/---
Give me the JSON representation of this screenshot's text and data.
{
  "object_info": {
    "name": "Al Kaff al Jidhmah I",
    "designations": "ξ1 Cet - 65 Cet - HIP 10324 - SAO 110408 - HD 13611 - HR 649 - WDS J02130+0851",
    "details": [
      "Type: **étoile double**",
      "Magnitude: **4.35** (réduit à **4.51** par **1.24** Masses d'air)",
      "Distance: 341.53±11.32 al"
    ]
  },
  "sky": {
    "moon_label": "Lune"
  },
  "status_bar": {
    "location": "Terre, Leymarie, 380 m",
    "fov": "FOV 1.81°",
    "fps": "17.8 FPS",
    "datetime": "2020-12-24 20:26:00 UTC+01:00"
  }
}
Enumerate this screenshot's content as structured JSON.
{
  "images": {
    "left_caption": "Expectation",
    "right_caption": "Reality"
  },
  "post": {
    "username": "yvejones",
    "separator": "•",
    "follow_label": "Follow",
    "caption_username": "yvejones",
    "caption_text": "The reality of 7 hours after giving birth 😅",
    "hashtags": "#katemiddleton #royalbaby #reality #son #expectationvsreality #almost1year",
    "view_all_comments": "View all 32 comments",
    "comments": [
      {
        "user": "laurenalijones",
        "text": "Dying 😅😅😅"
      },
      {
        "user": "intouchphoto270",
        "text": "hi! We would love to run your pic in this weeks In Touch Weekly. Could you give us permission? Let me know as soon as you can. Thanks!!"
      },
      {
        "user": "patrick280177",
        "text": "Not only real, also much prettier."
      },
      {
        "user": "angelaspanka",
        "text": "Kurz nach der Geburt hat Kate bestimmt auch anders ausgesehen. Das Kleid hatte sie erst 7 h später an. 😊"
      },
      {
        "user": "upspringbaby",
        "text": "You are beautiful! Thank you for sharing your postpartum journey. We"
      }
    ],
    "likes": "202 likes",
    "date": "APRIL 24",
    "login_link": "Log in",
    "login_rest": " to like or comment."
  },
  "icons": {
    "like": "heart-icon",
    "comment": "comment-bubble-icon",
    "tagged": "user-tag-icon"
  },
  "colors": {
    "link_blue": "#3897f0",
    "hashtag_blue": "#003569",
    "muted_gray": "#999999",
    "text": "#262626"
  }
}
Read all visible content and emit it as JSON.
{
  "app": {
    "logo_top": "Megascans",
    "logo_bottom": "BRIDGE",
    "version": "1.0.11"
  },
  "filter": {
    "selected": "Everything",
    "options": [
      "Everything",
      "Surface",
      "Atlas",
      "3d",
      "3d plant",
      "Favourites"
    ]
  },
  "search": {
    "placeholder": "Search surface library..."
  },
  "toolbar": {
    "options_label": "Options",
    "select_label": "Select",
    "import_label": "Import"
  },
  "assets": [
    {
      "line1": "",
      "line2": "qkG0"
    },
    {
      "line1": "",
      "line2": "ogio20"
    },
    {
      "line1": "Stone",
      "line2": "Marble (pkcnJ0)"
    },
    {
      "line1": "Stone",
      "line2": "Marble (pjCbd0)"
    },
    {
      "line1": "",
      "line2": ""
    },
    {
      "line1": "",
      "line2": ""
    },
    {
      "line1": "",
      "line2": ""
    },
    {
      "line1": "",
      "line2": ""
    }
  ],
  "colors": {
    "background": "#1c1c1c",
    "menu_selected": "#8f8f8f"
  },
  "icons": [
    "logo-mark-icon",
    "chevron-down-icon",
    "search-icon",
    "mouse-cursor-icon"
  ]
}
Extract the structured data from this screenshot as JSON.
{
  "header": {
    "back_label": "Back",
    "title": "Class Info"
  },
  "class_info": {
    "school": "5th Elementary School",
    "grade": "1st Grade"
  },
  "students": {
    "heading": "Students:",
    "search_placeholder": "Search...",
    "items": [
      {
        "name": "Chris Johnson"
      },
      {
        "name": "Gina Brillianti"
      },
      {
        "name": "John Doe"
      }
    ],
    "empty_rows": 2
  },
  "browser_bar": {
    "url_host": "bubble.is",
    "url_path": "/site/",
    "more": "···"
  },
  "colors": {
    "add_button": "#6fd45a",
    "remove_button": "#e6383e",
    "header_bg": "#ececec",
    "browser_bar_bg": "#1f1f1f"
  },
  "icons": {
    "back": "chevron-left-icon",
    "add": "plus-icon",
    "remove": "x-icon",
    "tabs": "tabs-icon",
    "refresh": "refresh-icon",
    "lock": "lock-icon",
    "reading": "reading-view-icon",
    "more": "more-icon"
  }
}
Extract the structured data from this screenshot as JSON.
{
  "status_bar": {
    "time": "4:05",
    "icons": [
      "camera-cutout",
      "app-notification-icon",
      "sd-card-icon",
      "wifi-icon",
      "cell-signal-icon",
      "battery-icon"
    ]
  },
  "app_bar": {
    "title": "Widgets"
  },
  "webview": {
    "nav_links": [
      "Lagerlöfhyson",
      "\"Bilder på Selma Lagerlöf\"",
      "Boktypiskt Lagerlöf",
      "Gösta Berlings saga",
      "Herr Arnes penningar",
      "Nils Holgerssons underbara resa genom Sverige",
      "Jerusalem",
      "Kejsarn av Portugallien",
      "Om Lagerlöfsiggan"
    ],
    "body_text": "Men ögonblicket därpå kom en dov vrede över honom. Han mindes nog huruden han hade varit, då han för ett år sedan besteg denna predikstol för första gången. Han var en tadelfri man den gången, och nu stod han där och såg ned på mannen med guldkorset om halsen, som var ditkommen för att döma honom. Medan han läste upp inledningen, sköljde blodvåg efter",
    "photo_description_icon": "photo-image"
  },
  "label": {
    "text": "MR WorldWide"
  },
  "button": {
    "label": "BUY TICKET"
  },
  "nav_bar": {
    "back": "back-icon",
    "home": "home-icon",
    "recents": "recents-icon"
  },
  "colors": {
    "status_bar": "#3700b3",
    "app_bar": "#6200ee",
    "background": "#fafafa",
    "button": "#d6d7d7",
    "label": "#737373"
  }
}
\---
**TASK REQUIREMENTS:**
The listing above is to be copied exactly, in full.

**RESULT OF THE EXERCISE:**
Give me the JSON representation of this screenshot's text and data.
{
  "object_info": {
    "name": "Al Kaff al Jidhmah I",
    "designations": "ξ1 Cet - 65 Cet - HIP 10324 - SAO 110408 - HD 13611 - HR 649 - WDS J02130+0851",
    "details": [
      "Type: **étoile double**",
      "Magnitude: **4.35** (réduit à **4.51** par **1.24** Masses d'air)",
      "Distance: 341.53±11.32 al"
    ]
  },
  "sky": {
    "moon_label": "Lune"
  },
  "status_bar": {
    "location": "Terre, Leymarie, 380 m",
    "fov": "FOV 1.81°",
    "fps": "17.8 FPS",
    "datetime": "2020-12-24 20:26:00 UTC+01:00"
  }
}
Enumerate this screenshot's content as structured JSON.
{
  "images": {
    "left_caption": "Expectation",
    "right_caption": "Reality"
  },
  "post": {
    "username": "yvejones",
    "separator": "•",
    "follow_label": "Follow",
    "caption_username": "yvejones",
    "caption_text": "The reality of 7 hours after giving birth 😅",
    "hashtags": "#katemiddleton #royalbaby #reality #son #expectationvsreality #almost1year",
    "view_all_comments": "View all 32 comments",
    "comments": [
      {
        "user": "laurenalijones",
        "text": "Dying 😅😅😅"
      },
      {
        "user": "intouchphoto270",
        "text": "hi! We would love to run your pic in this weeks In Touch Weekly. Could you give us permission? Let me know as soon as you can. Thanks!!"
      },
      {
        "user": "patrick280177",
        "text": "Not only real, also much prettier."
      },
      {
        "user": "angelaspanka",
        "text": "Kurz nach der Geburt hat Kate bestimmt auch anders ausgesehen. Das Kleid hatte sie erst 7 h später an. 😊"
      },
      {
        "user": "upspringbaby",
        "text": "You are beautiful! Thank you for sharing your postpartum journey. We"
      }
    ],
    "likes": "202 likes",
    "date": "APRIL 24",
    "login_link": "Log in",
    "login_rest": " to like or comment."
  },
  "icons": {
    "like": "heart-icon",
    "comment": "comment-bubble-icon",
    "tagged": "user-tag-icon"
  },
  "colors": {
    "link_blue": "#3897f0",
    "hashtag_blue": "#003569",
    "muted_gray": "#999999",
    "text": "#262626"
  }
}
Read all visible content and emit it as JSON.
{
  "app": {
    "logo_top": "Megascans",
    "logo_bottom": "BRIDGE",
    "version": "1.0.11"
  },
  "filter": {
    "selected": "Everything",
    "options": [
      "Everything",
      "Surface",
      "Atlas",
      "3d",
      "3d plant",
      "Favourites"
    ]
  },
  "search": {
    "placeholder": "Search surface library..."
  },
  "toolbar": {
    "options_label": "Options",
    "select_label": "Select",
    "import_label": "Import"
  },
  "assets": [
    {
      "line1": "",
      "line2": "qkG0"
    },
    {
      "line1": "",
      "line2": "ogio20"
    },
    {
      "line1": "Stone",
      "line2": "Marble (pkcnJ0)"
    },
    {
      "line1": "Stone",
      "line2": "Marble (pjCbd0)"
    },
    {
      "line1": "",
      "line2": ""
    },
    {
      "line1": "",
      "line2": ""
    },
    {
      "line1": "",
      "line2": ""
    },
    {
      "line1": "",
      "line2": ""
    }
  ],
  "colors": {
    "background": "#1c1c1c",
    "menu_selected": "#8f8f8f"
  },
  "icons": [
    "logo-mark-icon",
    "chevron-down-icon",
    "search-icon",
    "mouse-cursor-icon"
  ]
}
Extract the structured data from this screenshot as JSON.
{
  "header": {
    "back_label": "Back",
    "title": "Class Info"
  },
  "class_info": {
    "school": "5th Elementary School",
    "grade": "1st Grade"
  },
  "students": {
    "heading": "Students:",
    "search_placeholder": "Search...",
    "items": [
      {
        "name": "Chris Johnson"
      },
      {
        "name": "Gina Brillianti"
      },
      {
        "name": "John Doe"
      }
    ],
    "empty_rows": 2
  },
  "browser_bar": {
    "url_host": "bubble.is",
    "url_path": "/site/",
    "more": "···"
  },
  "colors": {
    "add_button": "#6fd45a",
    "remove_button": "#e6383e",
    "header_bg": "#ececec",
    "browser_bar_bg": "#1f1f1f"
  },
  "icons": {
    "back": "chevron-left-icon",
    "add": "plus-icon",
    "remove": "x-icon",
    "tabs": "tabs-icon",
    "refresh": "refresh-icon",
    "lock": "lock-icon",
    "reading": "reading-view-icon",
    "more": "more-icon"
  }
}
Extract the structured data from this screenshot as JSON.
{
  "status_bar": {
    "time": "4:05",
    "icons": [
      "camera-cutout",
      "app-notification-icon",
      "sd-card-icon",
      "wifi-icon",
      "cell-signal-icon",
      "battery-icon"
    ]
  },
  "app_bar": {
    "title": "Widgets"
  },
  "webview": {
    "nav_links": [
      "Lagerlöfhyson",
      "\"Bilder på Selma Lagerlöf\"",
      "Boktypiskt Lagerlöf",
      "Gösta Berlings saga",
      "Herr Arnes penningar",
      "Nils Holgerssons underbara resa genom Sverige",
      "Jerusalem",
      "Kejsarn av Portugallien",
      "Om Lagerlöfsiggan"
    ],
    "body_text": "Men ögonblicket därpå kom en dov vrede över honom. Han mindes nog huruden han hade varit, då han för ett år sedan besteg denna predikstol för första gången. Han var en tadelfri man den gången, och nu stod han där och såg ned på mannen med guldkorset om halsen, som var ditkommen för att döma honom. Medan han läste upp inledningen, sköljde blodvåg efter",
    "photo_description_icon": "photo-image"
  },
  "label": {
    "text": "MR WorldWide"
  },
  "button": {
    "label": "BUY TICKET"
  },
  "nav_bar": {
    "back": "back-icon",
    "home": "home-icon",
    "recents": "recents-icon"
  },
  "colors": {
    "status_bar": "#3700b3",
    "app_bar": "#6200ee",
    "background": "#fafafa",
    "button": "#d6d7d7",
    "label": "#737373"
  }
}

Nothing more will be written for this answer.